      the power to 3.3v. Maybe exposing the Matek board to the wind your props produce might reduce the
      heat? Remove some of the heatshrink? Most trouble I had was getting the video image free from motor power noise but you don’t have that problem, great!

      • Milandis says:

        Thanks for replying!
        I will try to remove some of the heatshrink and test again.
        Is it safe for the board (and the cables) to heat like that?

        Also, the system weighs about 11.5g here and the H8 (also tried Hubsan H107L) is really struggling to carry it, I’m afraid to burn the motors.

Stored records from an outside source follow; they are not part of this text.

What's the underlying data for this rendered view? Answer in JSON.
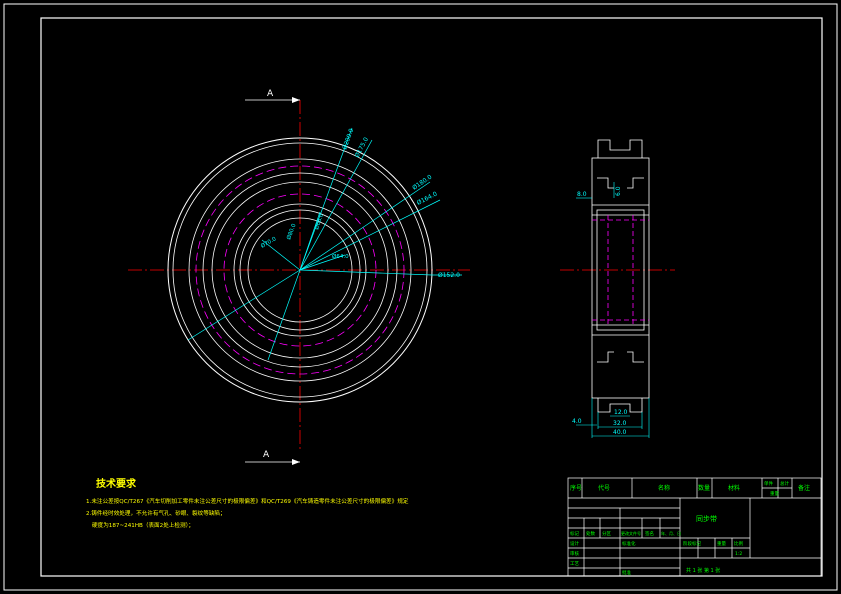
{
  "colors": {
    "background": "#000000",
    "outline": "#ffffff",
    "centerline": "#ff0000",
    "hidden": "#ff00ff",
    "dimension": "#00ffff",
    "text": "#ffff00",
    "title_text": "#00ff00"
  },
  "section_marks": {
    "top": "A",
    "bottom": "A"
  },
  "front_view_dims": {
    "d1": "Ø200.0",
    "d2": "Ø175.0",
    "d3": "Ø180.0",
    "d4": "Ø164.0",
    "d5": "Ø70.0",
    "d6": "Ø80.0",
    "d7": "Ø68.0",
    "d8": "Ø64.0",
    "d9": "Ø152.0"
  },
  "side_view_dims": {
    "left_small": "8.0",
    "inner": "6.0",
    "bottom_left": "4.0",
    "w_inner": "12.0",
    "w_mid": "32.0",
    "w_total": "40.0"
  },
  "tech_requirements": {
    "title": "技术要求",
    "lines": [
      "1.未注公差按QC/T267《汽车切削加工零件未注公差尺寸的极限偏差》和QC/T269《汽车铸造零件未注公差尺寸的极限偏差》规定",
      "2.铸件经时效处理，不允许有气孔、砂眼、裂纹等缺陷；",
      "硬度为187~241HB（表面2处上检测）；"
    ]
  },
  "title_block": {
    "header": [
      "序号",
      "代号",
      "名称",
      "数量",
      "材料",
      "单件",
      "总计",
      "备注"
    ],
    "header_sub": "重量",
    "part_name": "同步带",
    "rev_cells": [
      "标记",
      "处数",
      "分区",
      "更改文件号",
      "签名",
      "年、月、日"
    ],
    "roles": [
      "设计",
      "审核",
      "工艺",
      "标准化",
      "批准"
    ],
    "stage_cells": [
      "阶段标记",
      "重量",
      "比例"
    ],
    "scale": "1:2",
    "sheets": "共 1 张  第 1 张"
  }
}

        I already cut the antenna to 6.5cm, did not use any hot glue, the camera wires are 1-1.5cm each (the absolute minimum i needed).
        The heatshrink itself is not so light, I believe about 1g~.

        I see builds above weighing about 5-6g, how is that possible?!

        I’m using the exact components from above (scaled by me):
        TX5823 – 2.25g
        600TVL Camera – 3.37g with the wires and the connector (all gone now so it’s lighter)
        Antenna – 3.11g before cut, should be less now.
        Matek Step up – 1.5g (did not bother to weight the AMS regulator)

        That sums up to 10.23g before cutting wires and shortening the antenna… when adding the heatshrink and velcro I end with 11.5g 🙁

  8. lawrence says:

    Have you found a way to improve the flight time?

Leave a Reply

Your email address will not be published. Required fields are marked *